Rita Ciolek immigrated to the United States from Poland in 1995. She spent the first few years in Chicago working towards a bachelor degree, and in 2001, she graduated in the top 25 students in the senior class from the DePaul University’s College of Commerce while at the same time obtaining a CPA certification. Upon graduation, Rita joined an accounting firm PricewaterhouseCoopers where she worked for nearly a decade and where she gained valuable business skills in strategy, leadership, and teamwork. Eventually, her adventurous spirit and passion for storytelling led her to pursue a Master of Fine Arts in Cinema degree from the School of Cinematic Arts at DePaul University (2015). Wanting to combine her business skills with her newly awakened creative side, Rita founded Kazia Productions, LLC a media production company that aims to create human interest and social impact stories. Rita’s notable works include “Jax,” which was nominated for Best Editing and which won a Best Documentary award at the 2014 DePaul University Premiere Film Festival. For her MFA thesis work, Rita wrote, directed and produced “Growing Strong.”

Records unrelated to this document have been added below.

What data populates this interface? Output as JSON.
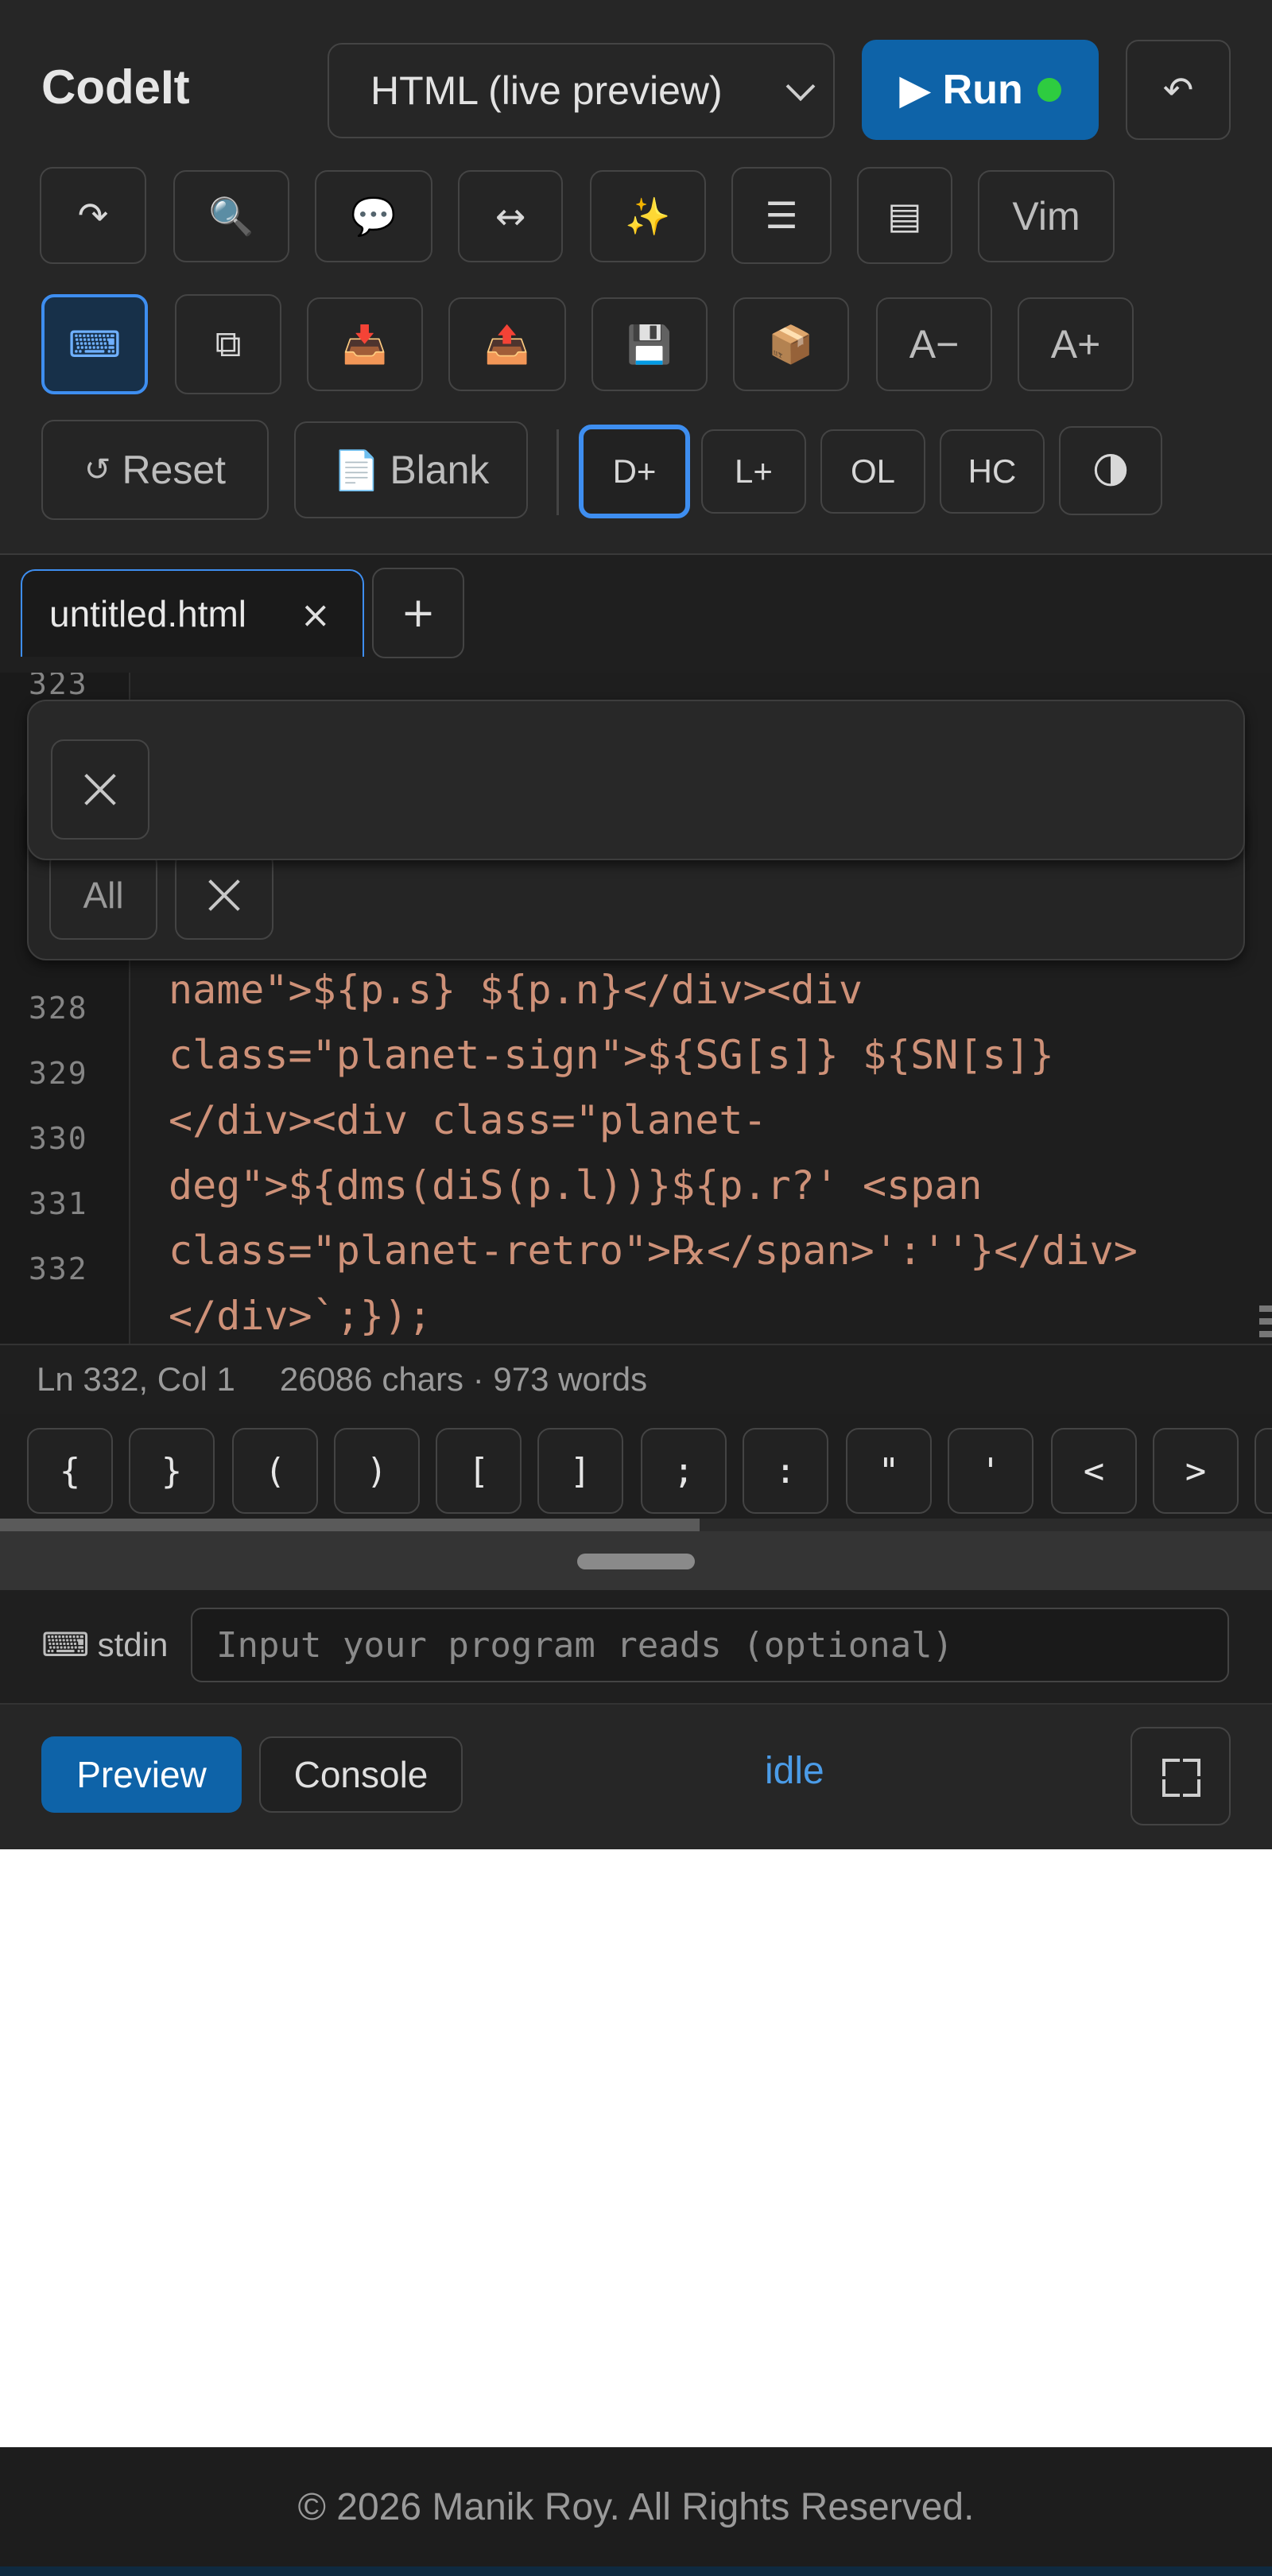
{
  "app": {
    "brand": "CodeIt"
  },
  "header": {
    "language_selected": "HTML (live preview)",
    "run_label": "▶ Run",
    "undo_icon": "↶"
  },
  "toolbar_row1": [
    {
      "name": "redo-button",
      "icon": "redo-icon",
      "glyph": "↷"
    },
    {
      "name": "search-button",
      "icon": "search-icon",
      "glyph": "🔍"
    },
    {
      "name": "comment-button",
      "icon": "speech-bubble-icon",
      "glyph": "💬"
    },
    {
      "name": "wrap-button",
      "icon": "horizontal-arrows-icon",
      "glyph": "↔"
    },
    {
      "name": "format-button",
      "icon": "sparkles-icon",
      "glyph": "✨"
    },
    {
      "name": "menu-button",
      "icon": "hamburger-icon",
      "glyph": "☰"
    },
    {
      "name": "panel-button",
      "icon": "panel-icon",
      "glyph": "▤"
    },
    {
      "name": "vim-button",
      "label": "Vim"
    }
  ],
  "toolbar_row2": [
    {
      "name": "keyboard-button",
      "icon": "keyboard-icon",
      "glyph": "⌨",
      "active": true
    },
    {
      "name": "duplicate-button",
      "icon": "copy-icon",
      "glyph": "⧉"
    },
    {
      "name": "import-button",
      "icon": "inbox-icon",
      "glyph": "📥"
    },
    {
      "name": "export-button",
      "icon": "outbox-icon",
      "glyph": "📤"
    },
    {
      "name": "save-button",
      "icon": "floppy-disk-icon",
      "glyph": "💾"
    },
    {
      "name": "package-button",
      "icon": "package-icon",
      "glyph": "📦"
    },
    {
      "name": "font-decrease-button",
      "label": "A−"
    },
    {
      "name": "font-increase-button",
      "label": "A+"
    }
  ],
  "toolbar_row3": {
    "reset_glyph": "↺",
    "reset_label": "Reset",
    "blank_glyph": "📄",
    "blank_label": "Blank",
    "themes": [
      {
        "name": "theme-dark-plus-button",
        "label": "D+",
        "active": true
      },
      {
        "name": "theme-light-plus-button",
        "label": "L+"
      },
      {
        "name": "theme-ol-button",
        "label": "OL"
      },
      {
        "name": "theme-hc-button",
        "label": "HC"
      },
      {
        "name": "theme-toggle-button",
        "label": "🌗"
      }
    ]
  },
  "tabs": {
    "file_name": "untitled.html",
    "close_glyph": "×",
    "add_glyph": "+"
  },
  "find_panel": {
    "all_label": "All"
  },
  "editor": {
    "lines": [
      {
        "num": "323",
        "text": ""
      },
      {
        "num": "328",
        "text": "name\">${p.s} ${p.n}</div><div"
      },
      {
        "num": "329",
        "text": "class=\"planet-sign\">${SG[s]} ${SN[s]}"
      },
      {
        "num": "330",
        "text": "</div><div class=\"planet-"
      },
      {
        "num": "331",
        "text": "deg\">${dms(diS(p.l))}${p.r?' <span"
      },
      {
        "num": "332",
        "text": "class=\"planet-retro\">℞</span>':''}</div>"
      },
      {
        "num": "",
        "text": "</div>`;});"
      }
    ]
  },
  "status_bar": {
    "position": "Ln 332, Col 1",
    "counts": "26086 chars · 973 words"
  },
  "keys": [
    "{",
    "}",
    "(",
    ")",
    "[",
    "]",
    ";",
    ":",
    "\"",
    "'",
    "<",
    ">"
  ],
  "stdin": {
    "icon_glyph": "⌨",
    "label": "stdin",
    "placeholder": "Input your program reads (optional)"
  },
  "output": {
    "preview_label": "Preview",
    "console_label": "Console",
    "status": "idle"
  },
  "footer": {
    "text": "© 2026 Manik Roy. All Rights Reserved."
  },
  "colors": {
    "accent": "#0e63a8",
    "active_border": "#3e8ef0",
    "run_dot": "#2ecc40",
    "code_string": "#ce9178",
    "status_idle": "#4b9ce8"
  }
}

More From the Filmmakers
I wrote and later directed/produced “Growing Strong” while pursuing an MFA in Cinema at DePaul University in Chicago. The entire process, from writing the logline to finalizing the director’s cut took about a year and a half of extremely hard work, many sacrifices, even broken bones. Despite the difficulties of making a student film, we managed to put together an amazing team of women and men, find incredible actors, and zero in on spectacular locations for where to film the story. When I reflect back on the entire production process, I can summarize it by saying that “Growing Strong” is a film that was ‘meant to be.’ Somehow, someway, I felt guided to the right people, the right places, the right resources.

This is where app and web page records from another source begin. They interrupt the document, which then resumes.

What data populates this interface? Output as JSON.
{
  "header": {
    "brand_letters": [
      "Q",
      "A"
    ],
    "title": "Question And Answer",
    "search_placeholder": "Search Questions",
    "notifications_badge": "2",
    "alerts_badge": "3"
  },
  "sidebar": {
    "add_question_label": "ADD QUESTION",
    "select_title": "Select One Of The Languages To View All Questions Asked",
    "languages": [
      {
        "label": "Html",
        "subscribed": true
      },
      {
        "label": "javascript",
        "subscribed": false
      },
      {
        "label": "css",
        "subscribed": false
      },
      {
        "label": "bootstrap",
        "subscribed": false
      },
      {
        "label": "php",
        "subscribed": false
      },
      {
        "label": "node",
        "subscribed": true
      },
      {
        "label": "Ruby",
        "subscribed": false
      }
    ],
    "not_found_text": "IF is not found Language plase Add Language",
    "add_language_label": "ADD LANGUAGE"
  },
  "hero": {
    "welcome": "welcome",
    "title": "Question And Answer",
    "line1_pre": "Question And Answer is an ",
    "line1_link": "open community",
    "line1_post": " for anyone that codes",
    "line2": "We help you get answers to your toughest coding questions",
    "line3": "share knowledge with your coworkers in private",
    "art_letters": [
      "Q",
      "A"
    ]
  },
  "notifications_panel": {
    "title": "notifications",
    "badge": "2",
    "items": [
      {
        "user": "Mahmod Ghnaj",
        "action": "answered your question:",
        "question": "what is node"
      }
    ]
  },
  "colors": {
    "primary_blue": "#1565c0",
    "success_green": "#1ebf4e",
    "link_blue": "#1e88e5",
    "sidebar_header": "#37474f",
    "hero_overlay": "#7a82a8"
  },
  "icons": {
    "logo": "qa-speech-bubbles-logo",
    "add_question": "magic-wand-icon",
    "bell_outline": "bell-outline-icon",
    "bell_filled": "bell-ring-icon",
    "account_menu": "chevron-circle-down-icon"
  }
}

In the story, physically and emotionally abused girl finds refuge at her grandmother’s horse farm and begins to heal from abuse inflicted on her by her father. As such, one of the most important tasks during pre-production, aside from casting, was to find an old farmhouse suitable for the story. As serendipity would have it, a friend called a friend and, during our second scouting trip to Kentucky, we secured Caledonia Farm where we shot the majority of scenes. While filming, a local newspaper journalist named Paul Gibson came to interview me, and later stated in an article: “Ironically, Caledonia Farm LLC was previously owned and operated as the Bethlehem Farm and dedicated to helping women in racing rehab their lives from alcohol, drug, and physical abuse (…).”

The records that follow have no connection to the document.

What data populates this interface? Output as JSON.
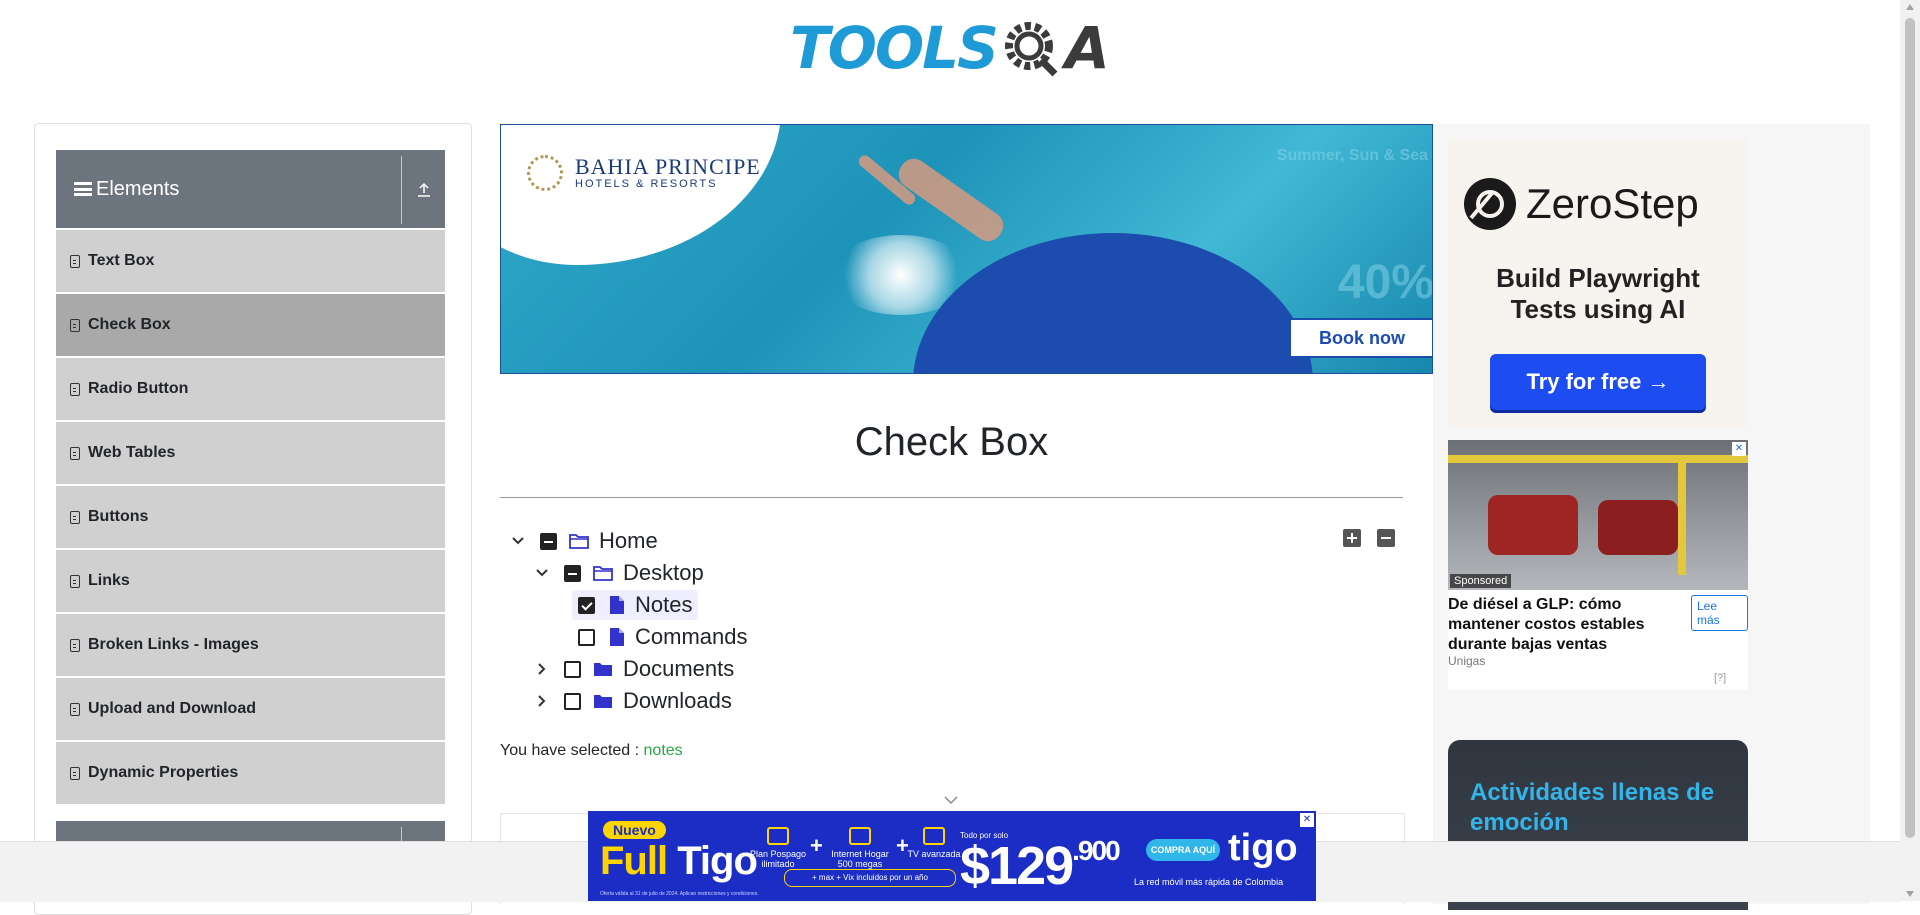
{
  "header": {
    "logo_text_left": "TOOLS",
    "logo_text_right": "A"
  },
  "sidebar": {
    "group_title": "Elements",
    "items": [
      {
        "label": "Text Box"
      },
      {
        "label": "Check Box",
        "active": true
      },
      {
        "label": "Radio Button"
      },
      {
        "label": "Web Tables"
      },
      {
        "label": "Buttons"
      },
      {
        "label": "Links"
      },
      {
        "label": "Broken Links - Images"
      },
      {
        "label": "Upload and Download"
      },
      {
        "label": "Dynamic Properties"
      }
    ]
  },
  "top_ad": {
    "brand": "BAHIA PRINCIPE",
    "brand_sub": "HOTELS & RESORTS",
    "faint_text": "Summer, Sun & Sea",
    "pct_text": "40%",
    "cta": "Book now"
  },
  "main": {
    "title": "Check Box",
    "tree": {
      "home": "Home",
      "desktop": "Desktop",
      "notes": "Notes",
      "commands": "Commands",
      "documents": "Documents",
      "downloads": "Downloads"
    },
    "result_label": "You have selected :",
    "result_value": "notes"
  },
  "right_ads": {
    "zero": {
      "brand": "ZeroStep",
      "headline_1": "Build Playwright",
      "headline_2": "Tests using AI",
      "cta": "Try for free →"
    },
    "gas": {
      "sponsored": "Sponsored",
      "title": "De diésel a GLP: cómo mantener costos estables durante bajas ventas",
      "cta": "Lee más",
      "advertiser": "Unigas",
      "info": "[?]"
    },
    "act": {
      "title_1": "Actividades llenas de",
      "title_2": "emoción"
    }
  },
  "bottom_ad": {
    "badge": "Nuevo",
    "brand_1": "Full",
    "brand_2": "Tigo",
    "feat_1": "Plan Pospago ilimitado",
    "feat_2": "Internet Hogar 500 megas",
    "feat_3": "TV avanzada",
    "pill": "+ max + Vix incluidos por un año",
    "todo": "Todo por solo",
    "price_main": "$129",
    "price_small": ".900",
    "cta": "COMPRA AQUÍ",
    "logo": "tigo",
    "tagline": "La red móvil más rápida de Colombia",
    "fine": "Oferta válida al 31 de julio de 2024. Aplican restricciones y condiciones."
  },
  "colors": {
    "sidebar_header": "#6c757d",
    "menu_item": "#d0d0d0",
    "menu_active": "#a9a9a9",
    "tree_icon": "#3333cc",
    "result_value": "#28a745"
  }
}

I felt called to make “Growing Strong” because I had lived through the experience of physical and emotional abuse as a child, and its many not so colorful consequences. PTSD including addictions and anxieties tormented me for many years. Yet, I didn’t realize that there was a connection between my self-destructive behaviors as an adolescent and young adult, and the abuse I endured during childhood. I just remember feeling a lot of pain and really not knowing where it was coming from. It took years of therapy and healing to finally connect the dots. My hope is that by watching “Growing Strong” audiences will take away an understanding that physical and emotional abuse psychologically wounds the child, and also that an inward spiritual journey is a viable path for healing.